TASK REQUIREMENTS :: Throughout the listing that follows, find each line with the word "this" and copy it.

____ DATA SUPPLIED

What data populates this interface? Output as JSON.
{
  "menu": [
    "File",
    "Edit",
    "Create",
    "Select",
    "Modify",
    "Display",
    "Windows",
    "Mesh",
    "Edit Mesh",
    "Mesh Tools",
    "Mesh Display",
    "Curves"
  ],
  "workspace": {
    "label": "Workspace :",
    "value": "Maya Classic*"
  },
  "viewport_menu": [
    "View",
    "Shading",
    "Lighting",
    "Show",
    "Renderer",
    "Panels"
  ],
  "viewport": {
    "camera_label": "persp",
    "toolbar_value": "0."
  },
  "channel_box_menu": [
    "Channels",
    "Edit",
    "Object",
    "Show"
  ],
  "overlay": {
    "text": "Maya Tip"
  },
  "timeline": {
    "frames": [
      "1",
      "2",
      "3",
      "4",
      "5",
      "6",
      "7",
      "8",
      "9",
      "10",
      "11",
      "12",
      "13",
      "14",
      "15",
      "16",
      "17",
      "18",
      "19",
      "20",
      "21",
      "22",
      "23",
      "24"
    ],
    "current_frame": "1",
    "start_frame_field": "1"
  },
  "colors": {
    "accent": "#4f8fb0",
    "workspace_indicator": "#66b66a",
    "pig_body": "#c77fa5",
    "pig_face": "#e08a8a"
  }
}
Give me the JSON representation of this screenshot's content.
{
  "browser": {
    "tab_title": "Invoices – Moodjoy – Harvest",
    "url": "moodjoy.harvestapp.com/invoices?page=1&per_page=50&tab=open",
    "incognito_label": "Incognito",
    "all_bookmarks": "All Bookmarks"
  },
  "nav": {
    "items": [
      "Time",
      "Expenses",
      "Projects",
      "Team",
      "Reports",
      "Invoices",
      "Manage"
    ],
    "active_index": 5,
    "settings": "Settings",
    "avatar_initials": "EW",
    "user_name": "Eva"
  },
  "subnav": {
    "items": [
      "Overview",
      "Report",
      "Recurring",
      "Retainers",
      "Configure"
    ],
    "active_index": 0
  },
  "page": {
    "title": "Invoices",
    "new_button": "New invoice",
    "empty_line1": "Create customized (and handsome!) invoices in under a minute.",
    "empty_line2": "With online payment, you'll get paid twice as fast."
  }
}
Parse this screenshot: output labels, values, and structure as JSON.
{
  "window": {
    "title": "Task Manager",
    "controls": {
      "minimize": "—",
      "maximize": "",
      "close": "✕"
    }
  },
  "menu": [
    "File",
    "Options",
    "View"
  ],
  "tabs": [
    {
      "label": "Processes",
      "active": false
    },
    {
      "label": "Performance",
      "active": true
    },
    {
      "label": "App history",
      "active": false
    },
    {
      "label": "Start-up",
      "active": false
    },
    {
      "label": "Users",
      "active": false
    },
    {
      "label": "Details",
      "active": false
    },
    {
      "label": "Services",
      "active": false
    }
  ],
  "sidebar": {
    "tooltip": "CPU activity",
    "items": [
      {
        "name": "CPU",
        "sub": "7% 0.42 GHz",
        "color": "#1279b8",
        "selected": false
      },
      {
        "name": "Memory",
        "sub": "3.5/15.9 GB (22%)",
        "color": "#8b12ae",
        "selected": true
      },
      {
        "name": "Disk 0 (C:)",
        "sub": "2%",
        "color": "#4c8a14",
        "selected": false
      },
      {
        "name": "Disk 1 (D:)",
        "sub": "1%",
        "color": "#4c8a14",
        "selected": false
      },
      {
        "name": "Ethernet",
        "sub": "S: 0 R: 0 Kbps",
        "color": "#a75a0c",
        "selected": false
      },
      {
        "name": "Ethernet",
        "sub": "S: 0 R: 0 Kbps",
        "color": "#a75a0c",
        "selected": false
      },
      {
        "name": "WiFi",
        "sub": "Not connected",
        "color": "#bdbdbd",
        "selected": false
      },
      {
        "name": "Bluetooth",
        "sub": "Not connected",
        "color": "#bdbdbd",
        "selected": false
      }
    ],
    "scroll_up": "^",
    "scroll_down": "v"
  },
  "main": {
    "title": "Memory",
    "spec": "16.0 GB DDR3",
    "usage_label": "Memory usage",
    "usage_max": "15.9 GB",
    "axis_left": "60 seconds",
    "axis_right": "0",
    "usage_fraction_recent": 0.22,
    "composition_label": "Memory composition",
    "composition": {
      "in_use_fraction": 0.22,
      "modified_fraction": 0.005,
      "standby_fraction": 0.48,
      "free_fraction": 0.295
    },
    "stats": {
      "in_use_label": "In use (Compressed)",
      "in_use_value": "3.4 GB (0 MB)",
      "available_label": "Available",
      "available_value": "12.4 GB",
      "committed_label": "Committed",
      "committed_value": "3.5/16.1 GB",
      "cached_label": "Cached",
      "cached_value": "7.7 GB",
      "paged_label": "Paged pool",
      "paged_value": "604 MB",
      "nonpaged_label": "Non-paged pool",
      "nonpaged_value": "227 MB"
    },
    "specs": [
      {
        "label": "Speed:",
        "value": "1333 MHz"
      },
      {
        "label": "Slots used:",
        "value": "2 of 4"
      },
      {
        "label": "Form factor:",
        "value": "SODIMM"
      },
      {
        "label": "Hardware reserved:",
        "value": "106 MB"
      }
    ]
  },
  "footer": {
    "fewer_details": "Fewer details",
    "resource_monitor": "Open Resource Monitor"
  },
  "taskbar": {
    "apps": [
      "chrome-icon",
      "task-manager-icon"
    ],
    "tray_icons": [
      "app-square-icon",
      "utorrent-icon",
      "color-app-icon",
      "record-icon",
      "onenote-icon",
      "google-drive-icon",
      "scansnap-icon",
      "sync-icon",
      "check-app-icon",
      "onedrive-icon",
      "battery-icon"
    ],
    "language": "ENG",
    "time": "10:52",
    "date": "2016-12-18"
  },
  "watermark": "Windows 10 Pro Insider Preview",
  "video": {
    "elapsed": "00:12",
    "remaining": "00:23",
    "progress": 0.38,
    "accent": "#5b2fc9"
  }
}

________

COMPLETED EXERCISE ::
What data populates this interface? Output as JSON.
Give me the JSON representation of this screenshot's content.
Parse this screenshot: output labels, values, and structure as JSON.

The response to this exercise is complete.